Who is our neighbour?

Can we see the earth as a kind of neighbour? Is the earth also “wounded by the roadside”?

The road going down from Jerusalem to Jericho was renowned for being dangerous. “We’ve been caught up with binding the wounds of the man on the road. But have we considered transforming the Jericho road so it is no longer dangerous?” (The Revd John Rogers). What does this look like when we consider our ecological and climate crisis?

When we consider movements in the UK like the Student Climate Strikes and Extinction Rebellion how far are we willing to go to be good neighbours?


Do you ensure that your elected representative (MPs and local councils) are taking matters of climate change seriously? Make sure your voice is heard. USPG and Hope for the Future can accompany you as you do this (see Faith in a Changing Climate booklet)

We all have our own part to play in caring for creation, but we also need to keep pushing each other to be more ambitious. What is the one thing that you can change starting today? Pledge this to a friend or family member to keep you accountable. What is the next step after that? Review your pledges and keep making them more ambitious.


Joy in Enough Confession from our friends at Green Christian (

Our climate is changing, and we are changing it. We confess our carbon footprints, our failure to consider the consequences of our actions, our slowness to react. We are sorry for all the times we knew the right thing to do, but chose convenience.

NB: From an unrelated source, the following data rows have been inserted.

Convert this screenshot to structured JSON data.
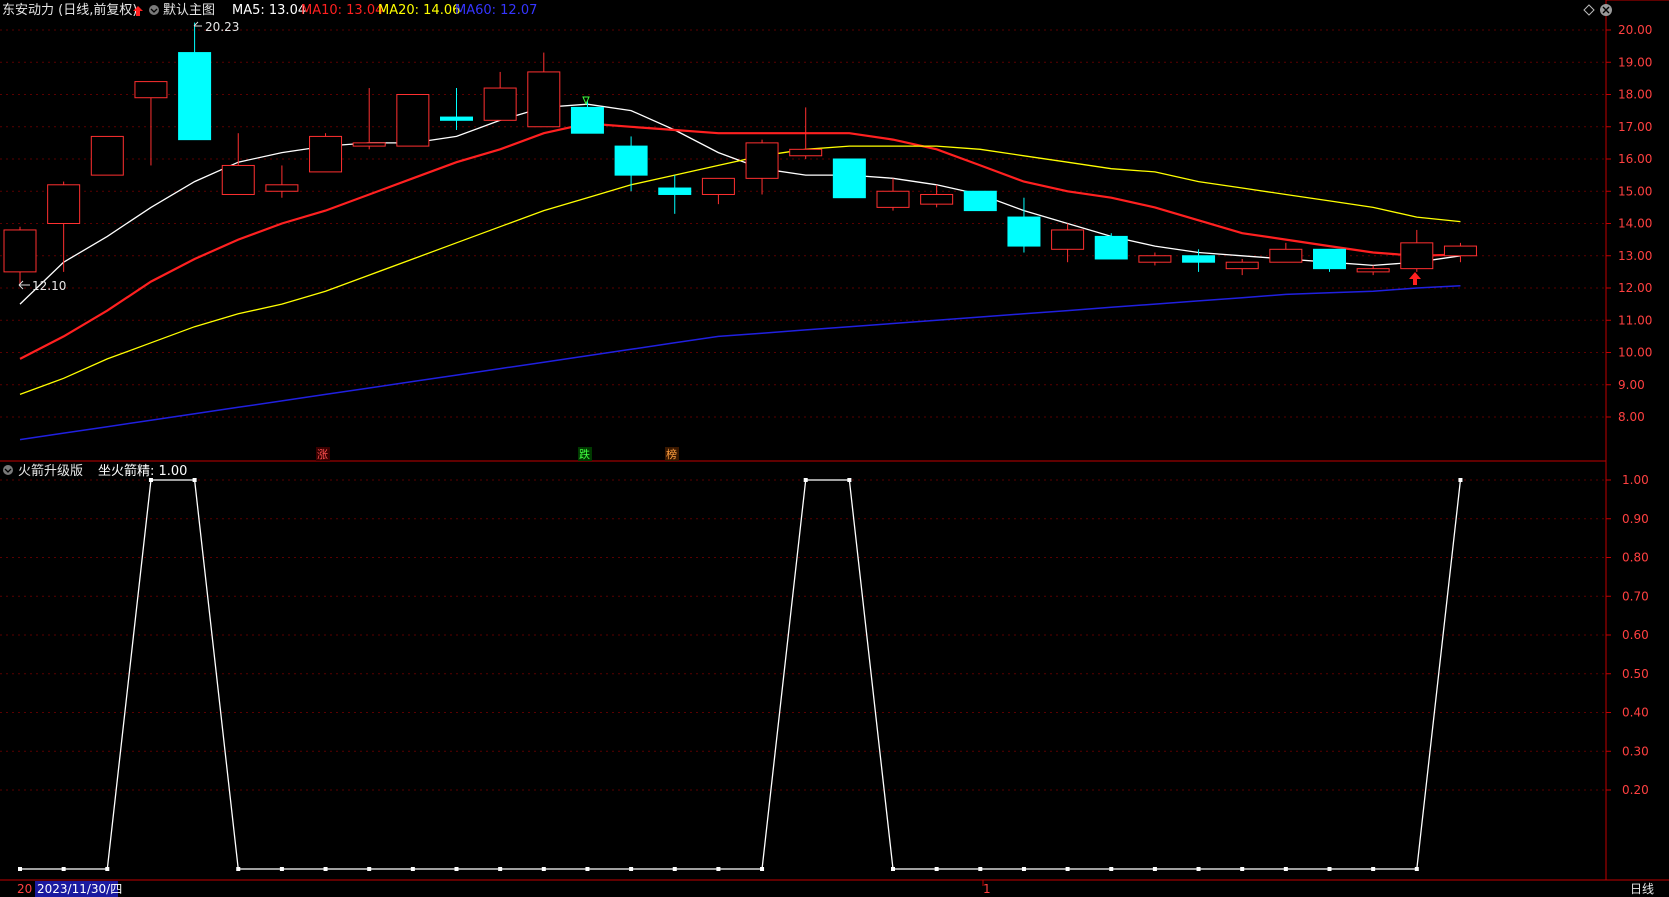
{
  "header": {
    "stock_title": "东安动力 (日线,前复权)",
    "main_chart_name": "默认主图",
    "ma": [
      {
        "label": "MA5: 13.04",
        "color": "#ffffff"
      },
      {
        "label": "MA10: 13.04",
        "color": "#ff2020"
      },
      {
        "label": "MA20: 14.06",
        "color": "#ffff00"
      },
      {
        "label": "MA60: 12.07",
        "color": "#3535ff"
      }
    ]
  },
  "indicator": {
    "name": "火箭升级版",
    "value_label": "坐火箭精: 1.00"
  },
  "annotations": {
    "high_label": "20.23",
    "low_label": "12.10",
    "marker_zhang": "涨",
    "marker_die": "跌",
    "marker_bang": "榜"
  },
  "footer": {
    "left_code": "20",
    "date_label": "2023/11/30/四",
    "mid_label": "1",
    "period_label": "日线"
  },
  "colors": {
    "up": "#ff3030",
    "down": "#00ffff",
    "ma5": "#ffffff",
    "ma10": "#ff2020",
    "ma20": "#ffff00",
    "ma60": "#2020e0",
    "axis": "#c00000",
    "grid": "#5a0000"
  },
  "chart_data": [
    {
      "type": "candlestick",
      "title": "东安动力 (日线,前复权)",
      "y_ticks": [
        "20.00",
        "19.00",
        "18.00",
        "17.00",
        "16.00",
        "15.00",
        "14.00",
        "13.00",
        "12.00",
        "11.00",
        "10.00",
        "9.00",
        "8.00"
      ],
      "ylim": [
        7.3,
        20.6
      ],
      "candles": [
        {
          "o": 12.5,
          "h": 13.9,
          "l": 12.1,
          "c": 13.8
        },
        {
          "o": 14.0,
          "h": 15.3,
          "l": 12.5,
          "c": 15.2
        },
        {
          "o": 15.5,
          "h": 16.7,
          "l": 15.5,
          "c": 16.7
        },
        {
          "o": 17.9,
          "h": 18.4,
          "l": 15.8,
          "c": 18.4
        },
        {
          "o": 19.3,
          "h": 20.23,
          "l": 16.6,
          "c": 16.6
        },
        {
          "o": 14.9,
          "h": 16.8,
          "l": 14.9,
          "c": 15.8
        },
        {
          "o": 15.0,
          "h": 15.8,
          "l": 14.8,
          "c": 15.2
        },
        {
          "o": 15.6,
          "h": 16.8,
          "l": 15.6,
          "c": 16.7
        },
        {
          "o": 16.4,
          "h": 18.2,
          "l": 16.3,
          "c": 16.5
        },
        {
          "o": 16.4,
          "h": 18.0,
          "l": 16.4,
          "c": 18.0
        },
        {
          "o": 17.3,
          "h": 18.2,
          "l": 16.9,
          "c": 17.2
        },
        {
          "o": 17.2,
          "h": 18.7,
          "l": 17.2,
          "c": 18.2
        },
        {
          "o": 17.0,
          "h": 19.3,
          "l": 17.0,
          "c": 18.7
        },
        {
          "o": 17.6,
          "h": 17.8,
          "l": 16.8,
          "c": 16.8
        },
        {
          "o": 16.4,
          "h": 16.7,
          "l": 15.0,
          "c": 15.5
        },
        {
          "o": 15.1,
          "h": 15.5,
          "l": 14.3,
          "c": 14.9
        },
        {
          "o": 14.9,
          "h": 15.4,
          "l": 14.6,
          "c": 15.4
        },
        {
          "o": 15.4,
          "h": 16.6,
          "l": 14.9,
          "c": 16.5
        },
        {
          "o": 16.1,
          "h": 17.6,
          "l": 16.0,
          "c": 16.3
        },
        {
          "o": 16.0,
          "h": 16.0,
          "l": 14.8,
          "c": 14.8
        },
        {
          "o": 14.5,
          "h": 15.4,
          "l": 14.4,
          "c": 15.0
        },
        {
          "o": 14.6,
          "h": 15.2,
          "l": 14.5,
          "c": 14.9
        },
        {
          "o": 15.0,
          "h": 15.0,
          "l": 14.4,
          "c": 14.4
        },
        {
          "o": 14.2,
          "h": 14.8,
          "l": 13.1,
          "c": 13.3
        },
        {
          "o": 13.2,
          "h": 14.0,
          "l": 12.8,
          "c": 13.8
        },
        {
          "o": 13.6,
          "h": 13.7,
          "l": 12.9,
          "c": 12.9
        },
        {
          "o": 12.8,
          "h": 13.1,
          "l": 12.7,
          "c": 13.0
        },
        {
          "o": 13.0,
          "h": 13.2,
          "l": 12.5,
          "c": 12.8
        },
        {
          "o": 12.6,
          "h": 12.9,
          "l": 12.4,
          "c": 12.8
        },
        {
          "o": 12.8,
          "h": 13.4,
          "l": 12.8,
          "c": 13.2
        },
        {
          "o": 13.2,
          "h": 13.2,
          "l": 12.5,
          "c": 12.6
        },
        {
          "o": 12.5,
          "h": 12.7,
          "l": 12.4,
          "c": 12.6
        },
        {
          "o": 12.6,
          "h": 13.8,
          "l": 12.5,
          "c": 13.4
        },
        {
          "o": 13.0,
          "h": 13.4,
          "l": 12.8,
          "c": 13.3
        }
      ],
      "series": [
        {
          "name": "MA5",
          "values": [
            11.5,
            12.8,
            13.6,
            14.5,
            15.3,
            15.9,
            16.2,
            16.4,
            16.5,
            16.5,
            16.7,
            17.2,
            17.6,
            17.7,
            17.5,
            16.9,
            16.2,
            15.7,
            15.5,
            15.5,
            15.4,
            15.2,
            14.9,
            14.4,
            14.0,
            13.6,
            13.3,
            13.1,
            13.0,
            12.9,
            12.8,
            12.7,
            12.8,
            13.0
          ]
        },
        {
          "name": "MA10",
          "values": [
            9.8,
            10.5,
            11.3,
            12.2,
            12.9,
            13.5,
            14.0,
            14.4,
            14.9,
            15.4,
            15.9,
            16.3,
            16.8,
            17.1,
            17.0,
            16.9,
            16.8,
            16.8,
            16.8,
            16.8,
            16.6,
            16.3,
            15.8,
            15.3,
            15.0,
            14.8,
            14.5,
            14.1,
            13.7,
            13.5,
            13.3,
            13.1,
            13.0,
            13.04
          ]
        },
        {
          "name": "MA20",
          "values": [
            8.7,
            9.2,
            9.8,
            10.3,
            10.8,
            11.2,
            11.5,
            11.9,
            12.4,
            12.9,
            13.4,
            13.9,
            14.4,
            14.8,
            15.2,
            15.5,
            15.8,
            16.1,
            16.3,
            16.4,
            16.4,
            16.4,
            16.3,
            16.1,
            15.9,
            15.7,
            15.6,
            15.3,
            15.1,
            14.9,
            14.7,
            14.5,
            14.2,
            14.06
          ]
        },
        {
          "name": "MA60",
          "values": [
            7.3,
            7.5,
            7.7,
            7.9,
            8.1,
            8.3,
            8.5,
            8.7,
            8.9,
            9.1,
            9.3,
            9.5,
            9.7,
            9.9,
            10.1,
            10.3,
            10.5,
            10.6,
            10.7,
            10.8,
            10.9,
            11.0,
            11.1,
            11.2,
            11.3,
            11.4,
            11.5,
            11.6,
            11.7,
            11.8,
            11.85,
            11.9,
            12.0,
            12.07
          ]
        }
      ]
    },
    {
      "type": "line",
      "title": "火箭升级版",
      "y_ticks": [
        "1.00",
        "0.90",
        "0.80",
        "0.70",
        "0.60",
        "0.50",
        "0.40",
        "0.30",
        "0.20"
      ],
      "ylim": [
        0,
        1.05
      ],
      "series": [
        {
          "name": "坐火箭精",
          "values": [
            0,
            0,
            0,
            1,
            1,
            0,
            0,
            0,
            0,
            0,
            0,
            0,
            0,
            0,
            0,
            0,
            0,
            0,
            1,
            1,
            0,
            0,
            0,
            0,
            0,
            0,
            0,
            0,
            0,
            0,
            0,
            0,
            0,
            1
          ]
        }
      ]
    }
  ]
}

Your earth is exploited, and we are complicit in its exploitation. Species are lost, soil erodes, fish stocks decline, resources dwindle. We confess that many of us have taken too much, and not considered the needs of future generations.

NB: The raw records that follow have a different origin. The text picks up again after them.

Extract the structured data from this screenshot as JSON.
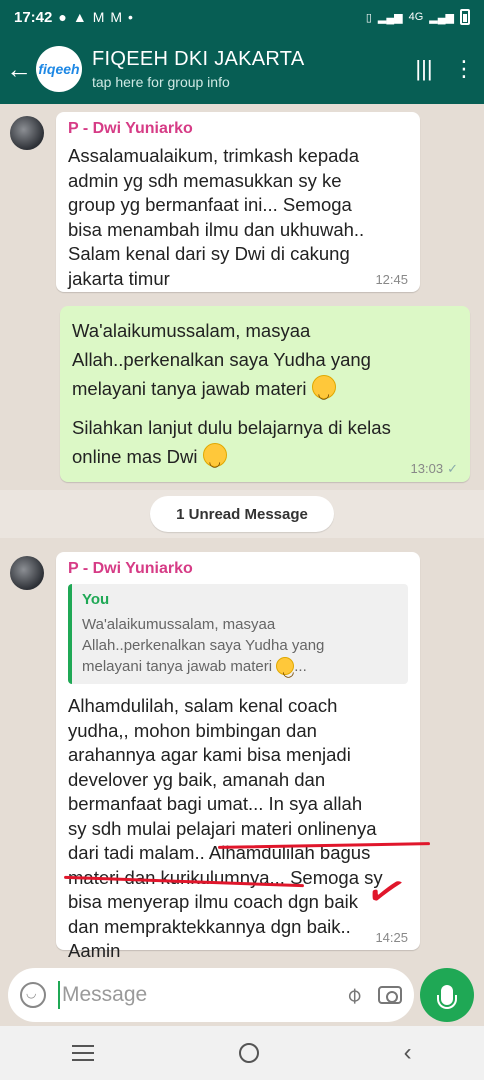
{
  "status": {
    "time": "17:42",
    "network": "4G"
  },
  "header": {
    "avatar_text": "fiqeeh",
    "title": "FIQEEH DKI JAKARTA",
    "subtitle": "tap here for group info"
  },
  "messages": [
    {
      "sender": "P - Dwi Yuniarko",
      "text": "Assalamualaikum,  trimkash kepada\nadmin yg sdh memasukkan sy ke\ngroup yg bermanfaat ini... Semoga\nbisa menambah ilmu dan ukhuwah..\nSalam kenal dari sy Dwi di cakung\njakarta timur",
      "time": "12:45"
    },
    {
      "text_part1": "Wa'alaikumussalam, masyaa\nAllah..perkenalkan saya Yudha yang\nmelayani tanya jawab materi",
      "text_part2": "Silahkan lanjut dulu belajarnya di kelas\nonline mas Dwi",
      "time": "13:03",
      "tick": "✓"
    },
    {
      "sender": "P - Dwi Yuniarko",
      "quote_sender": "You",
      "quote_text": "Wa'alaikumussalam, masyaa\nAllah..perkenalkan saya Yudha yang\nmelayani tanya jawab materi",
      "quote_suffix": "...",
      "text": "Alhamdulilah,  salam kenal coach\nyudha,, mohon bimbingan dan\narahannya agar kami bisa menjadi\ndevelover yg baik,  amanah dan\nbermanfaat bagi umat... In sya allah\nsy sdh mulai pelajari materi onlinenya\ndari tadi malam.. Alhamdulilah bagus\nmateri dan kurikulumnya... Semoga sy\nbisa menyerap ilmu coach dgn baik\ndan mempraktekkannya dgn baik..\nAamin",
      "time": "14:25"
    }
  ],
  "unread_label": "1 Unread Message",
  "input": {
    "placeholder": "Message"
  },
  "colors": {
    "header": "#075e54",
    "accent": "#1fa855",
    "sender": "#d63c86",
    "annotation": "#e0162b"
  }
}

We have become consumers. We have turned a blind eye to greed. We confess our hunger for more, and our failure to appreciate what we already have. We live in a time of unparalleled luxury, and we are sorry that we have not been more grateful.


The poor are left behind, even in this age of plenty. Human rights are pushed aside for profit. Wealth accumulates for the rich while the poorest still do not have what they need. We confess our apathy to injustice, and our haste in judging others.

This is not who you made us to be. We have not been good caretakers of your garden Earth. We have not loved our neighbours. Forgive us, creator God.

Forgive us. Renew us. Inspire us.

And in your strength, God, we declare:

Enough climate change: help us to take responsibility. Give us the wisdom to live appropriately, the urgency to act, and the courage to make changes. Give us the voice to call for change from our leaders, and the perseverance to keep asking.

Enough consumerism: give us what we need, God our provider. Then help us to find satisfaction and contentment. Help us to be grateful and generous.

Enough inequality: nobody should be left behind. You care for the poor, and we want to follow your example. Make your church a living example of equity and inclusion, and a powerful advocate for justice and sharing.

We thank you for your kindness and your mercy. We look to your promise of restoration, and we move forward. Give us the strength to speak and to act – not out of guilt or duty, for we are forgiven and we are loved. Instead, we speak and act out of joy:

joy in the living hope of knowing you

joy in serving each other

joy in the beauty and diversity of creation, your gift to us

joy in your provision and your care – joy in enough